Trout flies have always been a fascinating mix of practical function, unique sculptural form, and hypnotic beauty to me. In the next few chapters, I’d like to discuss wet flies, dry flies, nymphs, emergers, crustaceans, terrestrials, streamers, bottom dwellers, and exciters/attractors, and how I see their evolution, from historic, to traditional standards, to new designs. The materials, performances, and effectiveness will receive my analysis, as will their colors and forms through my pens, pencils, and paints.
As you know, most trout flies are imitations of some form of live trout food. I believe the term fly evolved from a general British description of insects, much like Americans use the word bugs. Originally, most trout flies were imitations of aquatic insects, both mature and immature. However, as the sport of fly fishing spread and evolved to many places in the world, and as more fly fishing was done throughout the entire four seasons, flyfishers recognized that trout indeed feed on much more than just aquatic insects. Paralleling this, flyfish ers slowly accepted that it was good sport to fish flies not only on the surface, but throughout the entire water column of streams and lakes.
During my lifetime, in order to reach deeper depths and fish swifter waters, many American trout flies have been gradually tied with heavier and heavier materials, for example, copper wire, and heavier materials, for example, copper wire, and heavier materials, for example, copper wire, bead chain eyes, lead wire, lead eyes, and very dense tungsten beads are employed (as well as using split-shot and fast-sinking fly line) to get these flies down deep. As this “weight race” began, many older flyfishers on both continents strongly objected. I remember that Lee Wulff, perhaps our most acclaimed wild trout conservationist, argued that trout and salmon need water depth for sanctuary to survive our fishing efforts. Weighted flies and fly lines have taken much of that away from them. There are still a few trout and salmon waters (mostly in Europe, but also in America) where weighted flies and lines are forbidden.
So, the simple definition of a fly has changed greatly over time and has gotten much more complex.
When I was eight years old, I didn’t realize it but I began making fly-like lures when I’d run out of worms, bacon fat, crawfish tails, or whatever bait I was able to find for catching bluegill and bullheads on my cane pole. I’d tie bits of grass, feathers, rubber bands, and other odds and ends to my long-shank cricket hooks, using red sewing thread I’d get from my grandmother. By gosh, these crudest of imitations worked pretty well! I’ve been designing and tying flies ever since, without any lull in my enthusiasm.
Through my teens and early twenties, I continued to create flies that worked for me with what limited tools, materials, and instructions I could find in the 1940s and 1950s in Oklahoma. This self-educating process proved to be a minor handicap—and a major advantage—during my lifetime as a creative trout fly designer and tier. One of my first impressions about trout fly tying, after learning about many of the famous trout flies, was that they had to be constructed of only very specific natural animal feathers and hair, such as otter, jungle cock, and wood duck.
I considered these materials to be almost sacred and magical in their ability to imitate live trout foods.

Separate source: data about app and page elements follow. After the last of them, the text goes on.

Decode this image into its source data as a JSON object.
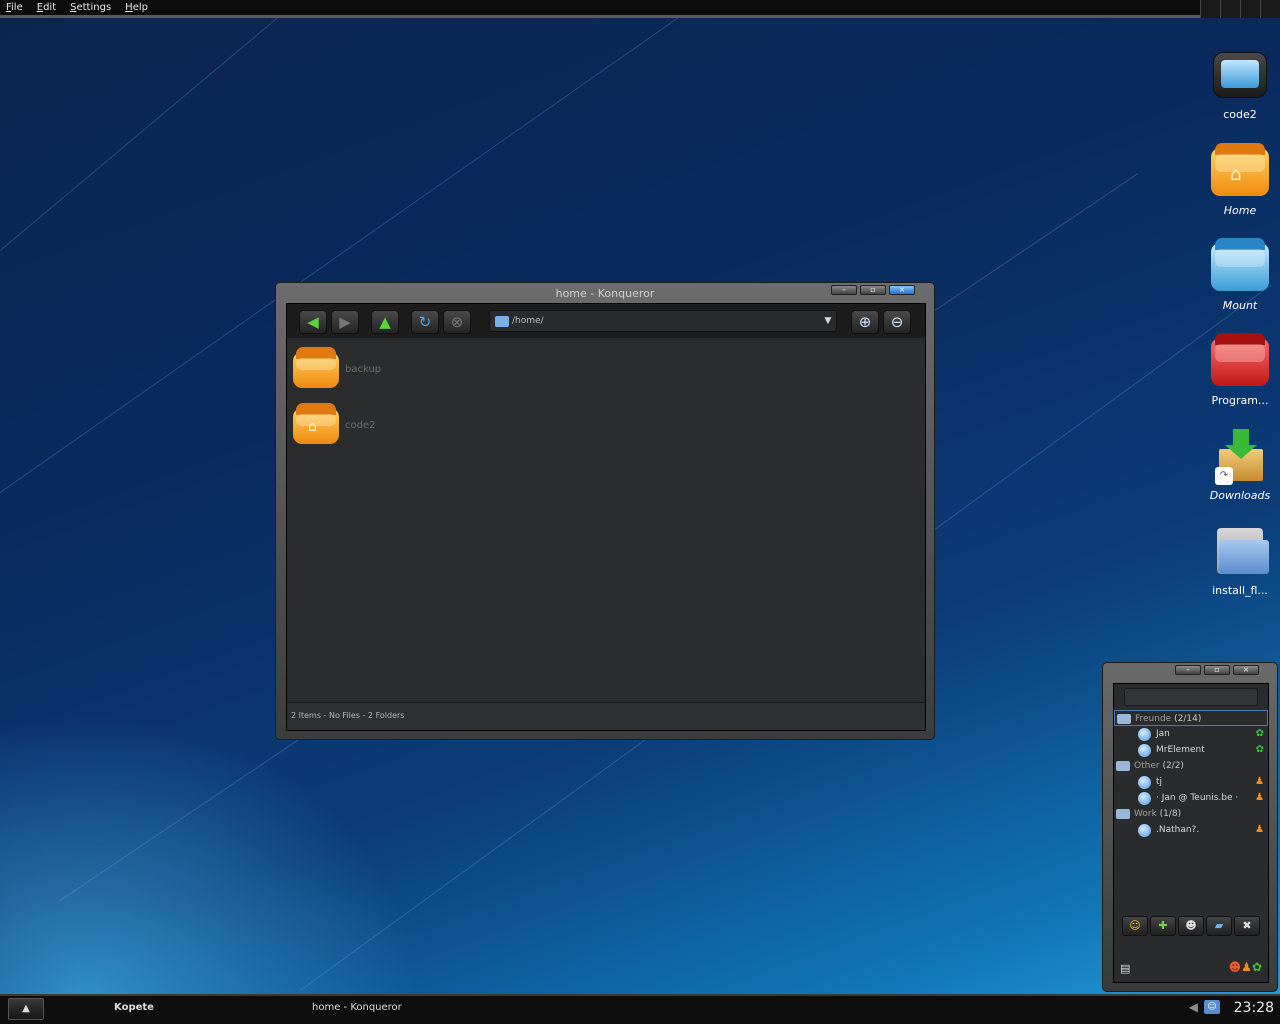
{
  "menubar": {
    "items": [
      "File",
      "Edit",
      "Settings",
      "Help"
    ]
  },
  "desktop": {
    "icons": [
      {
        "label": "code2",
        "italic": false
      },
      {
        "label": "Home",
        "italic": true
      },
      {
        "label": "Mount",
        "italic": true
      },
      {
        "label": "Program...",
        "italic": false
      },
      {
        "label": "Downloads",
        "italic": true
      },
      {
        "label": "install_fl...",
        "italic": false
      }
    ]
  },
  "konqueror": {
    "title": "home - Konqueror",
    "window_buttons": [
      "–",
      "▫",
      "×"
    ],
    "location": "/home/",
    "files": [
      {
        "name": "backup"
      },
      {
        "name": "code2"
      }
    ],
    "status": "2 Items - No Files - 2 Folders"
  },
  "kopete": {
    "window_buttons": [
      "–",
      "▫",
      "×"
    ],
    "groups": [
      {
        "name": "Freunde",
        "count": "(2/14)",
        "contacts": [
          {
            "name": "Jan",
            "status_icon": "icq-online-icon"
          },
          {
            "name": "MrElement",
            "status_icon": "icq-online-icon"
          }
        ]
      },
      {
        "name": "Other",
        "count": "(2/2)",
        "contacts": [
          {
            "name": "tj",
            "status_icon": "msn-online-icon"
          },
          {
            "name": "· Jan @ Teunis.be ·",
            "status_icon": "msn-online-icon"
          }
        ]
      },
      {
        "name": "Work",
        "count": "(1/8)",
        "contacts": [
          {
            "name": ".Nathan?.",
            "status_icon": "msn-online-icon"
          }
        ]
      }
    ]
  },
  "taskbar": {
    "tasks": [
      "Kopete",
      "home - Konqueror"
    ],
    "clock": "23:28"
  }
}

Yet my “home-made,” unorthodox flies, spun with the hair from local rabbits and squirrels I hunted and barnyard rooster feathers, would also catch trout—at least in the stocked streams in Missouri state parks and in the Smoky Mountain streams I personally could reach from Oklahoma.
As I matured into my early thirties, I realized a couple of important facts. One, many of these “famous trout flies” had been constructed by early tiers using, like I had, materials that were available to them locally. Second, I could use synthetic materials that would be similar in color, texture, and physical dimensions to the natural materials. Synthetics signaled a departure from traditional materials, and that took some time to be accepted by the majority of older tiers and flyfishers. But these materials became more and more important as the supplies of natural, wild materials around the world dwindled and/ or they became unlawful or unethical to collect or sell. Today, most naturals are raised or legally hunted specifically for the garment industry or fishing-lure market.
Although I still love to tie with natural materials the most, I have extended my fly designing significantly with synthetic hair, furs, foams, silicone, latex, Mylars, wires, paints, molding compounds, nylon threads, and plastic eyes. I would not want to go back to those limiting days of using only natural materials. I want my designs first to cater to trout, but at the same time, to be attractive to flyfishers as useful and durable artistic sculptures of trout foods.
Excerpted with permission from Artful Profiles of Trout, Char, and Salmon and the Classic Flies That Catch Them (Skyhorse Publishing, 2018). Copyright © 2018. All rights reserved.